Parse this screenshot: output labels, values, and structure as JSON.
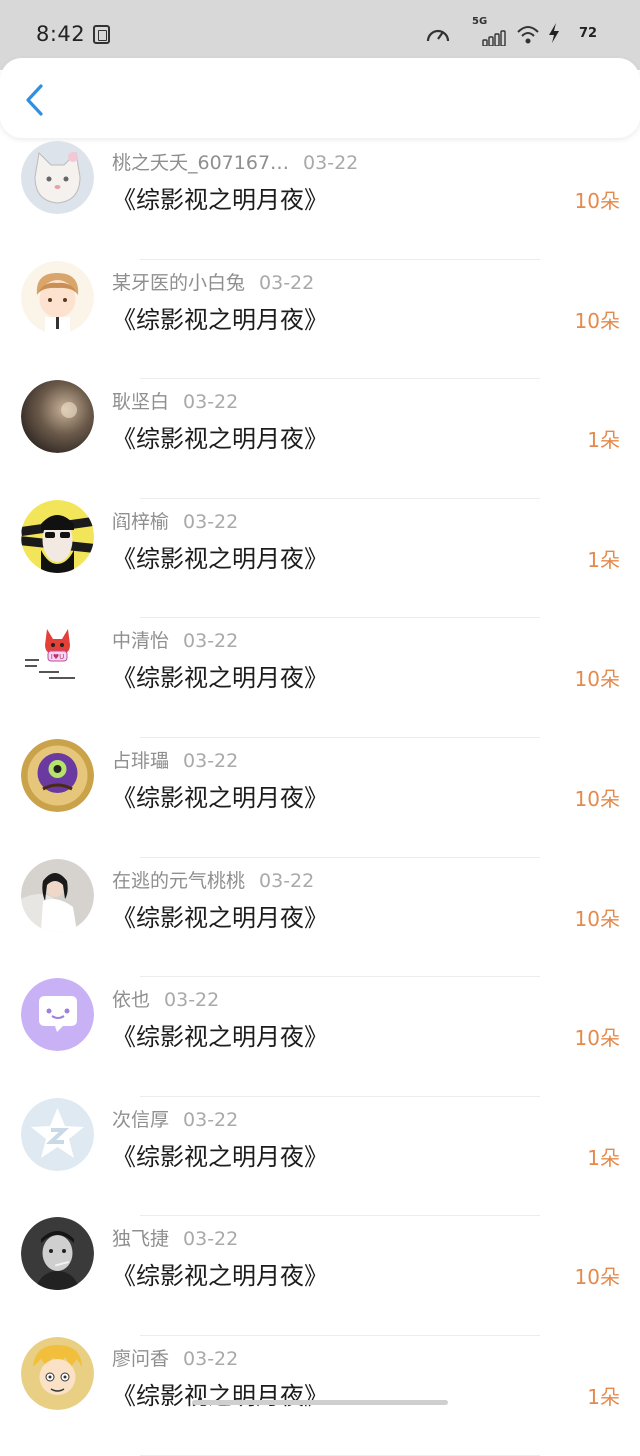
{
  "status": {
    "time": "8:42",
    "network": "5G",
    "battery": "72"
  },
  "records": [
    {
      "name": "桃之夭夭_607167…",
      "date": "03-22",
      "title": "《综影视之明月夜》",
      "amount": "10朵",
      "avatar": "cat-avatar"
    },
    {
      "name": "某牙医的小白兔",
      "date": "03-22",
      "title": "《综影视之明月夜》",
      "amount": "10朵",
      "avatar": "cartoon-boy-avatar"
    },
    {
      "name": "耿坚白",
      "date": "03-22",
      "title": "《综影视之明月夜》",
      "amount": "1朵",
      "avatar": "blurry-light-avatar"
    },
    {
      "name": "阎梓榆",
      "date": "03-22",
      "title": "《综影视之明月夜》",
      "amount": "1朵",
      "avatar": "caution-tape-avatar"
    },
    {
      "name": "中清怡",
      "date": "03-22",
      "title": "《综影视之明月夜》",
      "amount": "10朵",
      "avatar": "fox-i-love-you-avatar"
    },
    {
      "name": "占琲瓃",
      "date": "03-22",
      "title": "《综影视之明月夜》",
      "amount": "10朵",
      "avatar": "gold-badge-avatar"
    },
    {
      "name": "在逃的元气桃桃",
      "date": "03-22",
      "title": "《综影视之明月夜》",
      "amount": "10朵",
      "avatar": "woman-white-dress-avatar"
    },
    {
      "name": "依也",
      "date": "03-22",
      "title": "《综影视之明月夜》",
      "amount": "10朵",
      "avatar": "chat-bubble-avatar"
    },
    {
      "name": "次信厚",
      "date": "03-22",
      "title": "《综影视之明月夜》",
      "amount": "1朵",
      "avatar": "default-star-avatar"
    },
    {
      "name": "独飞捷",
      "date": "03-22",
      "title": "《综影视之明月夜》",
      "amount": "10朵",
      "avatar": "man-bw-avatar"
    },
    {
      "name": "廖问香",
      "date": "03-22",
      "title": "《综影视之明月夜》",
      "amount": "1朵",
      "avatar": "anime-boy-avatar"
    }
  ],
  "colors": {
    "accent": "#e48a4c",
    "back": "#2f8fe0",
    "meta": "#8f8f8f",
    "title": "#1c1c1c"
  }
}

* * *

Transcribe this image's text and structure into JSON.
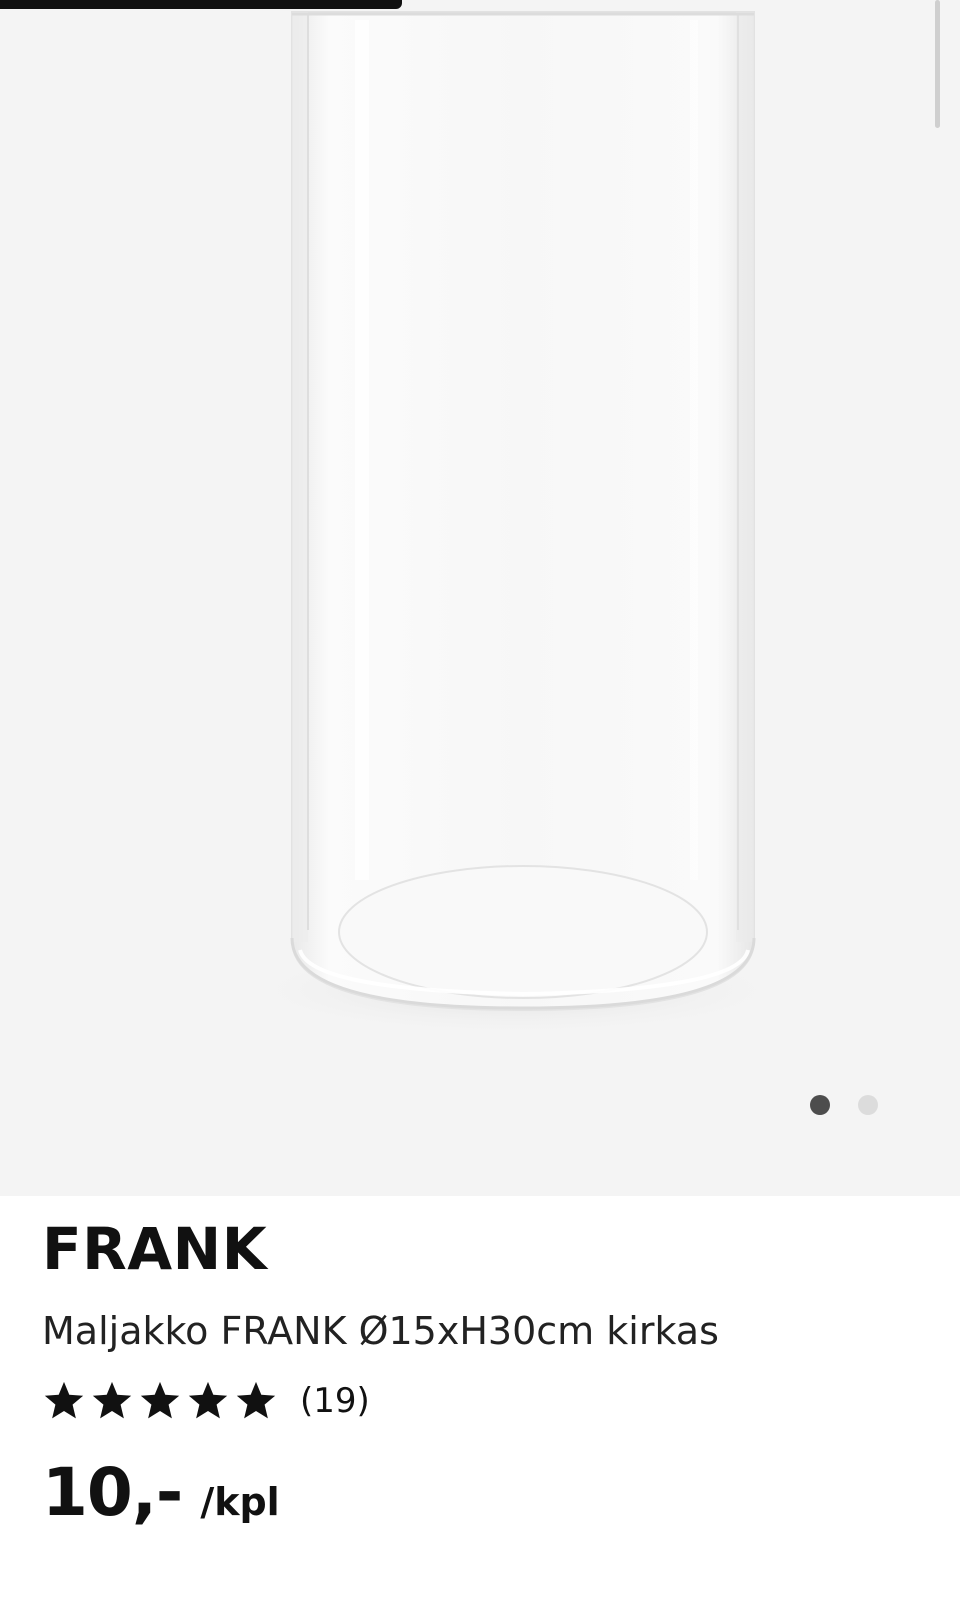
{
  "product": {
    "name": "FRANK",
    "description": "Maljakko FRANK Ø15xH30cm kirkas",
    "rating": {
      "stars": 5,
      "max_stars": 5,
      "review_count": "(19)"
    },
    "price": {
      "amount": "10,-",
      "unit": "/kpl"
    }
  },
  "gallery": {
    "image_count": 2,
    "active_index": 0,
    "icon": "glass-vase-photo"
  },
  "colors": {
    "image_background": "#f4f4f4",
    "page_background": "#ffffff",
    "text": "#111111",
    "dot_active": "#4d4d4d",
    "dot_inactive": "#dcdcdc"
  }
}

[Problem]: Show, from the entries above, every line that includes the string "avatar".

[Solution to the exercise]:
      "avatar": "cat-avatar"
      "avatar": "cartoon-boy-avatar"
      "avatar": "blurry-light-avatar"
      "avatar": "caution-tape-avatar"
      "avatar": "fox-i-love-you-avatar"
      "avatar": "gold-badge-avatar"
      "avatar": "woman-white-dress-avatar"
      "avatar": "chat-bubble-avatar"
      "avatar": "default-star-avatar"
      "avatar": "man-bw-avatar"
      "avatar": "anime-boy-avatar"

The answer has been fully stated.